Surveillance cameras. Airport security lines. Barred shop windows. We see manifestations of societal fears every day, and daily news reports on the latest household danger or raised terror threat level continually stoke our sense of impending doom.
In "A Philosophy of Fear", Lars Svendsen explores the underlying ideas and issues behind this powerful emotion, as he investigates how and why fear has insinuated itself into every aspect of modern life.
Svendsen delves into science, politics, sociology and literature to explore the nature of fear.
He discusses the biology behind the emotion, from the neuroscience underlying our fight or flight' instinct to how fear induces us to take irrational actions in our attempts to minimize risk.
The book then turns to the political and social realms, investigating the role of fear in the philosophies of Machiavelli and Hobbes, the rise of the modern risk society, and how fear has eroded social trust.
The political use of fear in the ongoing War on Terror also comes under Svendsen's probing gaze, as he investigates whether we can ever disentangle ourselves from the continual state of alarm that defines our age.
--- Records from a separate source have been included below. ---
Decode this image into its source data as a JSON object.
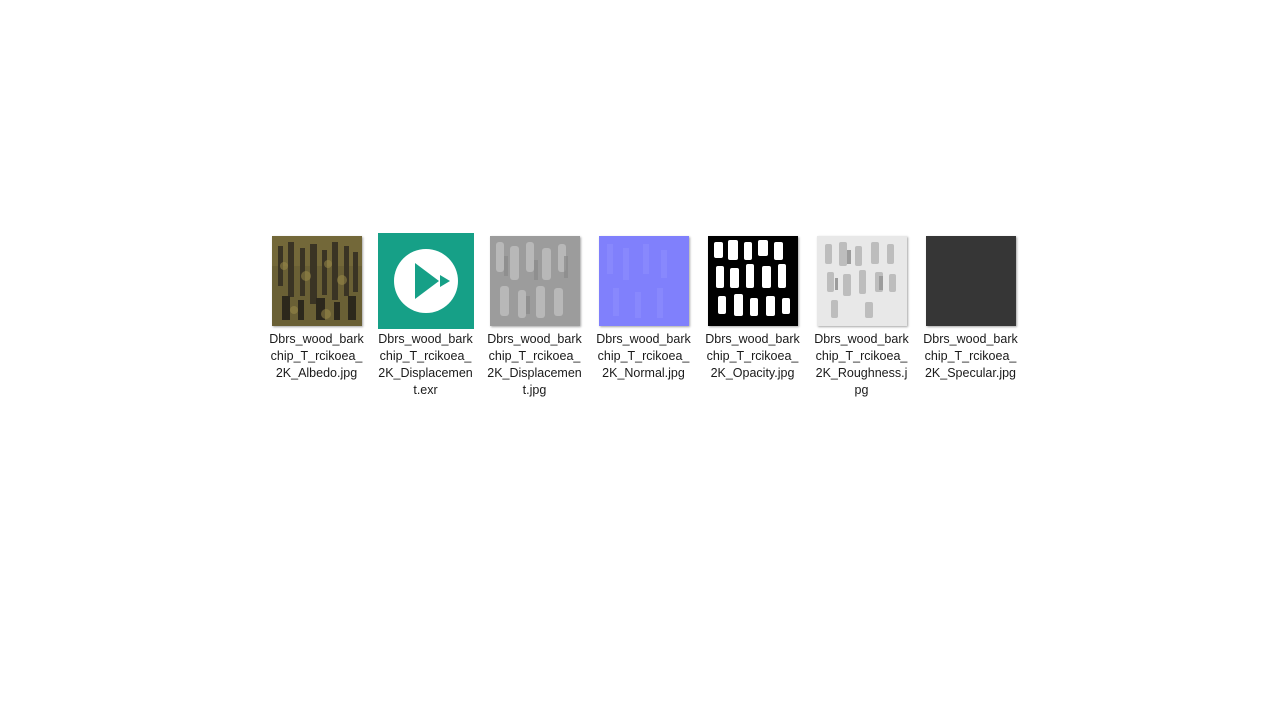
{
  "files": [
    {
      "name": "Dbrs_wood_barkchip_T_rcikoea_2K_Albedo.jpg",
      "icon": "albedo-thumbnail",
      "color": "#5d5430"
    },
    {
      "name": "Dbrs_wood_barkchip_T_rcikoea_2K_Displacement.exr",
      "icon": "media-player-icon",
      "color": "#16a087"
    },
    {
      "name": "Dbrs_wood_barkchip_T_rcikoea_2K_Displacement.jpg",
      "icon": "displacement-thumbnail",
      "color": "#9a9a9a"
    },
    {
      "name": "Dbrs_wood_barkchip_T_rcikoea_2K_Normal.jpg",
      "icon": "normal-thumbnail",
      "color": "#8080ff"
    },
    {
      "name": "Dbrs_wood_barkchip_T_rcikoea_2K_Opacity.jpg",
      "icon": "opacity-thumbnail",
      "color": "#000000"
    },
    {
      "name": "Dbrs_wood_barkchip_T_rcikoea_2K_Roughness.jpg",
      "icon": "roughness-thumbnail",
      "color": "#e6e6e6"
    },
    {
      "name": "Dbrs_wood_barkchip_T_rcikoea_2K_Specular.jpg",
      "icon": "specular-thumbnail",
      "color": "#353535"
    }
  ]
}
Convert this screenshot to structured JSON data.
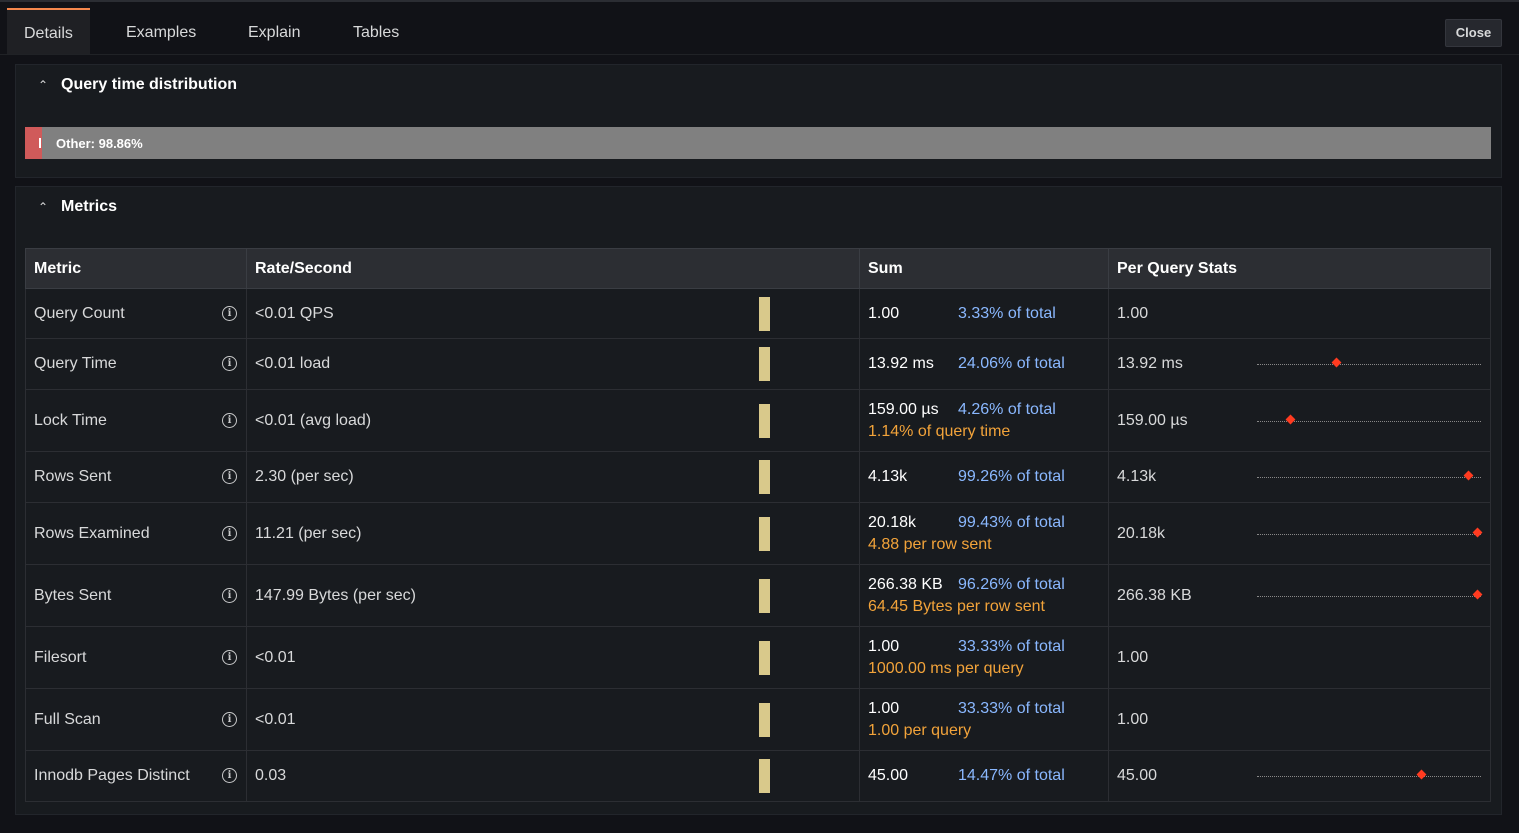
{
  "tabs": [
    "Details",
    "Examples",
    "Explain",
    "Tables"
  ],
  "close_label": "Close",
  "distribution": {
    "title": "Query time distribution",
    "bar_label": "Other: 98.86%",
    "red_segment_pct": 1.14,
    "colors": {
      "other": "#808080",
      "red": "#d05a5a"
    }
  },
  "metrics": {
    "title": "Metrics",
    "headers": [
      "Metric",
      "Rate/Second",
      "Sum",
      "Per Query Stats"
    ],
    "rows": [
      {
        "name": "Query Count",
        "rate": "<0.01 QPS",
        "sum": "1.00",
        "pct": "3.33% of total",
        "sub": "",
        "pq": "1.00",
        "marker": null
      },
      {
        "name": "Query Time",
        "rate": "<0.01 load",
        "sum": "13.92 ms",
        "pct": "24.06% of total",
        "sub": "",
        "pq": "13.92 ms",
        "marker": 0.35
      },
      {
        "name": "Lock Time",
        "rate": "<0.01 (avg load)",
        "sum": "159.00 µs",
        "pct": "4.26% of total",
        "sub": "1.14% of query time",
        "pq": "159.00 µs",
        "marker": 0.14
      },
      {
        "name": "Rows Sent",
        "rate": "2.30 (per sec)",
        "sum": "4.13k",
        "pct": "99.26% of total",
        "sub": "",
        "pq": "4.13k",
        "marker": 0.96
      },
      {
        "name": "Rows Examined",
        "rate": "11.21 (per sec)",
        "sum": "20.18k",
        "pct": "99.43% of total",
        "sub": "4.88 per row sent",
        "pq": "20.18k",
        "marker": 1.0
      },
      {
        "name": "Bytes Sent",
        "rate": "147.99 Bytes (per sec)",
        "sum": "266.38 KB",
        "pct": "96.26% of total",
        "sub": "64.45 Bytes per row sent",
        "pq": "266.38 KB",
        "marker": 1.0
      },
      {
        "name": "Filesort",
        "rate": "<0.01",
        "sum": "1.00",
        "pct": "33.33% of total",
        "sub": "1000.00 ms per query",
        "pq": "1.00",
        "marker": null
      },
      {
        "name": "Full Scan",
        "rate": "<0.01",
        "sum": "1.00",
        "pct": "33.33% of total",
        "sub": "1.00 per query",
        "pq": "1.00",
        "marker": null
      },
      {
        "name": "Innodb Pages Distinct",
        "rate": "0.03",
        "sum": "45.00",
        "pct": "14.47% of total",
        "sub": "",
        "pq": "45.00",
        "marker": 0.74
      }
    ]
  },
  "colors": {
    "pct": "#8ab8ff",
    "sub": "#f2a33a",
    "spark": "#d9c98b",
    "marker": "#ff3b20"
  }
}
Svendsen ultimately argues for the possibility of a brighter, less fearful future that is marked by a triumph of humanist optimism.
An incisive and thought-provoking meditation, "A Philosophy of Fear" pulls back the curtain that shrouds dangers both imagined and real, forcing us to confront our fears and why we hold to them.